Data in this exercise -

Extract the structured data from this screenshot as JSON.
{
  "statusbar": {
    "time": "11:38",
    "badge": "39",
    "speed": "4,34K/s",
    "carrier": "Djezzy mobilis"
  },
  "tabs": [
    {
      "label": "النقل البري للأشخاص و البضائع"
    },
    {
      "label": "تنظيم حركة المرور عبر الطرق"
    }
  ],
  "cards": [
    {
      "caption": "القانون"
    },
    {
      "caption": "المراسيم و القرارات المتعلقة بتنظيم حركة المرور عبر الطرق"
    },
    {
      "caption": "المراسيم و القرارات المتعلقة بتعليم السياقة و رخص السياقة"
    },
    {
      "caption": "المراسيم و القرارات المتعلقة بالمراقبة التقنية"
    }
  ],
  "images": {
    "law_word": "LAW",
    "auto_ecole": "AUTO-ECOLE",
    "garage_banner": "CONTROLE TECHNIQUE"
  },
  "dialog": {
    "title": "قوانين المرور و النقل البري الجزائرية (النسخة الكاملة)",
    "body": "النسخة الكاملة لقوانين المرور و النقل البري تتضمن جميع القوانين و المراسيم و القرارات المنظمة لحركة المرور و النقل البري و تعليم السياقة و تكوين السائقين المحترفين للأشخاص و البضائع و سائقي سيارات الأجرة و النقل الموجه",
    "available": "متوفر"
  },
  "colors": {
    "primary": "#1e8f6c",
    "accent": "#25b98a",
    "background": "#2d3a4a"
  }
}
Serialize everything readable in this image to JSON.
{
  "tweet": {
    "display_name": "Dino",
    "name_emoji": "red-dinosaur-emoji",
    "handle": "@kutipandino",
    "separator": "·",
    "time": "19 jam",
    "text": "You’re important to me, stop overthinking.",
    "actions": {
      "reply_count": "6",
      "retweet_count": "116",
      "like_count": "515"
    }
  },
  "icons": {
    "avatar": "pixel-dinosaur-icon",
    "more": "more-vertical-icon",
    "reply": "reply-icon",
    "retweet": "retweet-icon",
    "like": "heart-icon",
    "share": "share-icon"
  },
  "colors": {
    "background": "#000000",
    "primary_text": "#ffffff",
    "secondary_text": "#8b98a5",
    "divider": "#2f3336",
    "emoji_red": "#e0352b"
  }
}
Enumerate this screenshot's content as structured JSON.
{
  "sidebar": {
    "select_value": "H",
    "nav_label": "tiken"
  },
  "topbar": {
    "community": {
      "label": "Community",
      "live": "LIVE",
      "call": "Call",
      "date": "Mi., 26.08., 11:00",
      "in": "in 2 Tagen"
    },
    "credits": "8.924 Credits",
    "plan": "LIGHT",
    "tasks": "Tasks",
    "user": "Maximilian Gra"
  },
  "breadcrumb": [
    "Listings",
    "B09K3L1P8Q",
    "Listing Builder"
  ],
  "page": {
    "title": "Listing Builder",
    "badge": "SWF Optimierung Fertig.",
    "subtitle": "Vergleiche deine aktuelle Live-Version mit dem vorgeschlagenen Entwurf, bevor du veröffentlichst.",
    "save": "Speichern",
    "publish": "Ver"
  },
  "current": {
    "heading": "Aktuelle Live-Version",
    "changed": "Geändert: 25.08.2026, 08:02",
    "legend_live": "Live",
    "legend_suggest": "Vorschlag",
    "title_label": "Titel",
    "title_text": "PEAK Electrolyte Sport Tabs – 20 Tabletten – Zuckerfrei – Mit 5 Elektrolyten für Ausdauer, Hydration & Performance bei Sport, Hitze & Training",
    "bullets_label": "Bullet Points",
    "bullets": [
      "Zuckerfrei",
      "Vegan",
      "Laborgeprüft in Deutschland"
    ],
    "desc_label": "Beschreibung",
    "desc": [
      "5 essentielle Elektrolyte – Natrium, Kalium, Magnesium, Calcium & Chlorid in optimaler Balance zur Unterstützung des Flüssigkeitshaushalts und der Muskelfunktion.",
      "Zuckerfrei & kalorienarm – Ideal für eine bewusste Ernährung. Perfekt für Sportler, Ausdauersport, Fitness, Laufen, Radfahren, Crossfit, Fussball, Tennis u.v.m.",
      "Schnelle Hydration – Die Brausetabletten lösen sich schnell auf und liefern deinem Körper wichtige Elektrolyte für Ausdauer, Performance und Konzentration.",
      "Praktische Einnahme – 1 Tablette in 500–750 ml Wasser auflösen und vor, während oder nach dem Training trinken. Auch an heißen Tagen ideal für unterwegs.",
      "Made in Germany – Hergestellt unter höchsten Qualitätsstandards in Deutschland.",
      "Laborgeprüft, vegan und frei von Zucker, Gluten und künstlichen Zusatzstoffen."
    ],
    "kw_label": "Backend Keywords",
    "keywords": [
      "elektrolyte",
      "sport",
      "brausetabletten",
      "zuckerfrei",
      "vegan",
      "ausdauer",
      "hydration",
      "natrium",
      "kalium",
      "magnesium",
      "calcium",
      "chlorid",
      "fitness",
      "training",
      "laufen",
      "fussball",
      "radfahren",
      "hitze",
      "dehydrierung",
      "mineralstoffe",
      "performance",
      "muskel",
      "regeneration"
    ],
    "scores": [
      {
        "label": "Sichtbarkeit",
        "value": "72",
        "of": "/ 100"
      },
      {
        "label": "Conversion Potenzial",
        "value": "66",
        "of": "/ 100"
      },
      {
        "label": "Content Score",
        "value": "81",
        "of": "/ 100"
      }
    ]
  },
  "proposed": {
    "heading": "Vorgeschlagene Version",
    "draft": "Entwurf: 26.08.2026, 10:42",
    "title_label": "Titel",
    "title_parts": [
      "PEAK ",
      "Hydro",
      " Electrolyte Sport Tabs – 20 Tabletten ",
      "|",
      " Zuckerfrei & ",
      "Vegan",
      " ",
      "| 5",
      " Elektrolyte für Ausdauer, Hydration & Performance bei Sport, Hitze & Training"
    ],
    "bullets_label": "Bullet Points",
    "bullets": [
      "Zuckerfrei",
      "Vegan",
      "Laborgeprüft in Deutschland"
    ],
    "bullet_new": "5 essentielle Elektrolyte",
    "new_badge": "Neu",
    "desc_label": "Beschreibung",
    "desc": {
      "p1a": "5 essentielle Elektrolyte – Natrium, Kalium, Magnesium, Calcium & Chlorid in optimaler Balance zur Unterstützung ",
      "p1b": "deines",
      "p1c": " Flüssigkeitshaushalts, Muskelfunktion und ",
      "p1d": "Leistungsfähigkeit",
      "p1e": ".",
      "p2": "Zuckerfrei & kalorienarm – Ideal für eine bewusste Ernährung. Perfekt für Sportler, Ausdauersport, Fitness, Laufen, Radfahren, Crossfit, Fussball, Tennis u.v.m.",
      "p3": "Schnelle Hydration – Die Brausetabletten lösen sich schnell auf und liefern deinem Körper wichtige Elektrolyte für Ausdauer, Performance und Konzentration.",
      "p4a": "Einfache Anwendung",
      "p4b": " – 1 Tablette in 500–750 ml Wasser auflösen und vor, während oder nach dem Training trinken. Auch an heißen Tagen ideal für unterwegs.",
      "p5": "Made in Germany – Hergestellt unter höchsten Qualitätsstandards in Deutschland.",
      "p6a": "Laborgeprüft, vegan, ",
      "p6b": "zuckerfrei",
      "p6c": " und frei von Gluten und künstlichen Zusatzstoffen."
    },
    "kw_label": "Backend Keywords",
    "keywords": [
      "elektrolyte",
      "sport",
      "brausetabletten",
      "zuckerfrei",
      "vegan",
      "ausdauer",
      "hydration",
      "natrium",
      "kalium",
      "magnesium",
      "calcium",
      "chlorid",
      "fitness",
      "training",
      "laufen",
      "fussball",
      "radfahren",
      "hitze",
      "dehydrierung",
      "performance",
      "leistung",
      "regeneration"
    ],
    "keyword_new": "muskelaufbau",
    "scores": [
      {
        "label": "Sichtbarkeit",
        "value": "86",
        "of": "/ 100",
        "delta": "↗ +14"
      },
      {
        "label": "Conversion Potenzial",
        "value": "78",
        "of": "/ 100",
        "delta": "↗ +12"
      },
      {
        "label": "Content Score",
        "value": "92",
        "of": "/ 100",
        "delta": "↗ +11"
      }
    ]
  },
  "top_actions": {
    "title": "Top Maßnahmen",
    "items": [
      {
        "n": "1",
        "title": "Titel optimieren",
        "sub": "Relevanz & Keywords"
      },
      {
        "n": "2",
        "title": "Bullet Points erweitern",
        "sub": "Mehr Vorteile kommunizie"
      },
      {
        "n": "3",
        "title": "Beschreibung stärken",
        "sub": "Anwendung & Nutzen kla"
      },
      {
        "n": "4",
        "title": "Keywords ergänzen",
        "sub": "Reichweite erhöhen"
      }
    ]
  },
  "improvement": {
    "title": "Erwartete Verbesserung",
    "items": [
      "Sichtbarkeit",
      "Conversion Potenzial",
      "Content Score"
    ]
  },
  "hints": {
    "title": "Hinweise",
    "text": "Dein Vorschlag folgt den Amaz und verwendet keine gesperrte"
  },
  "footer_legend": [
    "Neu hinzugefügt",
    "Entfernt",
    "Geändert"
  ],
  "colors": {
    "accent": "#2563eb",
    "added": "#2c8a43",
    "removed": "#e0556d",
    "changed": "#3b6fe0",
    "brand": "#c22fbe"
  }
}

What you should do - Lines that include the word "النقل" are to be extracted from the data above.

Answer for this exercise -
      "label": "النقل البري للأشخاص و البضائع"
    "title": "قوانين المرور و النقل البري الجزائرية (النسخة الكاملة)",
    "body": "النسخة الكاملة لقوانين المرور و النقل البري تتضمن جميع القوانين و المراسيم و القرارات المنظمة لحركة المرور و النقل البري و تعليم السياقة و تكوين السائقين المحترفين للأشخاص و البضائع و سائقي سيارات الأجرة و النقل الموجه",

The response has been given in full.